We’re moving from winter to spring on the farm. It may not feel like it or look like it when you glance out the window. But it’s in the air. The animals feel it, too. They are anxious to get back to grazing, foraging, scratching in the earth. It will feel good to have luscious green blades underfoot after such a long, cold winter. We’ll take our morning walks again through the pasture, into the edges of woods. The herd will nibble at green shoots and emerging buds. I’m happy to let them take it all in. They deserve it after a long time being stuck in coops and stalls while the snow drifted high.
Fishermen will lay their traps out soon. They, too, will be glad not to be cooped up. Just as the girls are being sheared for their wool, lobsters will begin appearing on a more regular basis. Witch hazel will be popping, forsythia budding.
The last vestiges of winter are fading. I’ve already received my application for Open Farm Day in July, when Maine farmers throw open their barn doors to visitors. It’s sort of like being invited aboard a lobster boat. Bittersweet will, once again, celebrate farming.
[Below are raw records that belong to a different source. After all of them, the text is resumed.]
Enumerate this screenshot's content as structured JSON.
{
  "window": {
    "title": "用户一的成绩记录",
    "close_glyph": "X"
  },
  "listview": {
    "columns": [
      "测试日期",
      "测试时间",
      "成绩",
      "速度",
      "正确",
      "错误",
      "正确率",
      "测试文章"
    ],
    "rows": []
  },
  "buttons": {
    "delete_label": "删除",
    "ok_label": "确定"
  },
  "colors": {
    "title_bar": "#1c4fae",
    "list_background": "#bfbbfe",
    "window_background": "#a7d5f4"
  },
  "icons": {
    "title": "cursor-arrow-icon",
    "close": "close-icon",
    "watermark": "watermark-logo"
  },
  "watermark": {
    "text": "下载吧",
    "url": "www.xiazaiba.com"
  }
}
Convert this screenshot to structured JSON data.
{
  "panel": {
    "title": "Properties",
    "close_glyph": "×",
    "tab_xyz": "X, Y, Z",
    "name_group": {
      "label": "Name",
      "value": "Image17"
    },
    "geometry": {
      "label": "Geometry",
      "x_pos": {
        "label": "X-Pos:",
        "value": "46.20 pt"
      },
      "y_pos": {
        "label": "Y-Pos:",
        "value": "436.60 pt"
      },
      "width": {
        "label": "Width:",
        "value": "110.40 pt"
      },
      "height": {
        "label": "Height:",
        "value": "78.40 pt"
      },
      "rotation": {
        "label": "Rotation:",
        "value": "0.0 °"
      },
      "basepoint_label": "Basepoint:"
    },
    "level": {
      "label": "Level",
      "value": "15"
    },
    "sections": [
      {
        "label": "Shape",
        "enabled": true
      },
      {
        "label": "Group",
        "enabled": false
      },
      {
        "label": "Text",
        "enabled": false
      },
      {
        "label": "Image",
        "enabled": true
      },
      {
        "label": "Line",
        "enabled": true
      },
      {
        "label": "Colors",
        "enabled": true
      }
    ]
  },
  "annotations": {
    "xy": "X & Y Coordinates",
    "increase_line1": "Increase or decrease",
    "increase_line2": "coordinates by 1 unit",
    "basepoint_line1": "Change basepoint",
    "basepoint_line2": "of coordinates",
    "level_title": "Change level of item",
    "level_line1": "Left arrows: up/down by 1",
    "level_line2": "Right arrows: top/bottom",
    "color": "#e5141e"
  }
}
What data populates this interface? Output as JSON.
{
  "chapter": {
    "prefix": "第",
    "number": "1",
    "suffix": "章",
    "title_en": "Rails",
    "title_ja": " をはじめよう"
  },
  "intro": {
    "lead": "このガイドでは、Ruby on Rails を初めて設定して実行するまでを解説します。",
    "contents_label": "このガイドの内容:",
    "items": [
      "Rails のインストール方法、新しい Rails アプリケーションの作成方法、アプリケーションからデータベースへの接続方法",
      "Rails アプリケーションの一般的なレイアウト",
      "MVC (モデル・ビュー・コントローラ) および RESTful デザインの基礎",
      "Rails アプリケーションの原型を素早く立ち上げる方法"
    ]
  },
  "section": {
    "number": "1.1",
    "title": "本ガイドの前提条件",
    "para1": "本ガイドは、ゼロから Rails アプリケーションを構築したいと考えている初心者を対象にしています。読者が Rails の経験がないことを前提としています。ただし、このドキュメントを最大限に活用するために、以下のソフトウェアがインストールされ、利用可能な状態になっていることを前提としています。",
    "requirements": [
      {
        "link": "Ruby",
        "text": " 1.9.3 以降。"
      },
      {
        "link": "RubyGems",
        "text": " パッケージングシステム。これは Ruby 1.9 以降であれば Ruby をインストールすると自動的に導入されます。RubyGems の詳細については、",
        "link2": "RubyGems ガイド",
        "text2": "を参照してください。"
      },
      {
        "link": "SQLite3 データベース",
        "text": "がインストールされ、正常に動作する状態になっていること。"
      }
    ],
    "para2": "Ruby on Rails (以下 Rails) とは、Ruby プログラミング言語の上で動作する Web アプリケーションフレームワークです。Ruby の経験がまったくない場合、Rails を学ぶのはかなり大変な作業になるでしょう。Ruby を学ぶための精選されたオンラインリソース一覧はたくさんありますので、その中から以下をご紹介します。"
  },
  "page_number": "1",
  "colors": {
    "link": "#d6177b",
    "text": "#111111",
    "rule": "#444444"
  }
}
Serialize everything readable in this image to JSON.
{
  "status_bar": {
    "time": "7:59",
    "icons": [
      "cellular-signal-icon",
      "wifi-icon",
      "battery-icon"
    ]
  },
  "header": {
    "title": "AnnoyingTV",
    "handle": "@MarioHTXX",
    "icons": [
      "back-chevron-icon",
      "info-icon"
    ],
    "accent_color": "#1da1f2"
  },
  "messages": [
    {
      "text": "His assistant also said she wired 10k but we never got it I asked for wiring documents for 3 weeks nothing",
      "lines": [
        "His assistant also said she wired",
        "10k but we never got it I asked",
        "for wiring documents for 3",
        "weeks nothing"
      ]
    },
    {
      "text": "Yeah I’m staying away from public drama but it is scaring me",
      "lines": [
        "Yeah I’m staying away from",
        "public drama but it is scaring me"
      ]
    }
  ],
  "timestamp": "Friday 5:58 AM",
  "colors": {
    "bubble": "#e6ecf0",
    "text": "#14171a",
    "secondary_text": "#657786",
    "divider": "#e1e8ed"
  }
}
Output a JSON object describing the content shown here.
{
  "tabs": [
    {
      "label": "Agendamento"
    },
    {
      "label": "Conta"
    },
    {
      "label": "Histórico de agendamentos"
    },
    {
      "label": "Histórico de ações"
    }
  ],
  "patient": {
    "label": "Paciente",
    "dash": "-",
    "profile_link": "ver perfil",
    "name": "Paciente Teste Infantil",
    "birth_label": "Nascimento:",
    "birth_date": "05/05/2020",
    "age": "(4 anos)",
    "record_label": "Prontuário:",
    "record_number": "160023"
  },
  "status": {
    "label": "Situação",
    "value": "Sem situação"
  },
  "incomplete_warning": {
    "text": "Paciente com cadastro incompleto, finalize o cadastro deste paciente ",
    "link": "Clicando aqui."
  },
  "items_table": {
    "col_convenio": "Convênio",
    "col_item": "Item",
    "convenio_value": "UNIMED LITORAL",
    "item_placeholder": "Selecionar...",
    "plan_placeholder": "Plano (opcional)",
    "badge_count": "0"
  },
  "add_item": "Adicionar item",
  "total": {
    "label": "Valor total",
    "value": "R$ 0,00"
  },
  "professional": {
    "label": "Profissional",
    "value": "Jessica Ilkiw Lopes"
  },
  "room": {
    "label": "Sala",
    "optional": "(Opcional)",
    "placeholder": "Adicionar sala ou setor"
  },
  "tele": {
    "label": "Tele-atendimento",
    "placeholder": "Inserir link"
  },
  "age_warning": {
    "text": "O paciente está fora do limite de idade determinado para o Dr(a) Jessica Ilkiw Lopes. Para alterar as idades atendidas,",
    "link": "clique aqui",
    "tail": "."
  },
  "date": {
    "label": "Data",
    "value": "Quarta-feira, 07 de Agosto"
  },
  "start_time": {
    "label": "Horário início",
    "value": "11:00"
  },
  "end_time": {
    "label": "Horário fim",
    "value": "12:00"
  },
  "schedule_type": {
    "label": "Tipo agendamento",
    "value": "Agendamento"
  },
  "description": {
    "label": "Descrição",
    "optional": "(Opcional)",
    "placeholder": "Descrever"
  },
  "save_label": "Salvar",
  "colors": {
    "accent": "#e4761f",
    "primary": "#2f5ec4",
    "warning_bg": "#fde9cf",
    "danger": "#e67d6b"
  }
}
I’m happy visitors can stop by, take some time, sample fresh made cheeses and farm fresh milk, ask questions about wool, and simply share what I am privileged to experience every day, on my farm by the sea.
This post originally appeared on HOMEGROWN.org.
Dyan Redick describes herself as “an accidental farmer with a purpose.” Her farm, located on the St. George peninsula of Maine, is a certified Maine State Dairy offering cheeses made with milk from a registered Saanen goat herd, a seasonal farm stand full of wool from a Romney cross ﬂock, goat milk soap, lavender, woolens, and whatever else strikes Dyan’s fancy. Bittersweet Heritage Farm is an extension of her belief that we should all gain a better understanding of our food source, our connection to where we live, and to the animals with whom we share the earth.
Photos by DYAN REDICK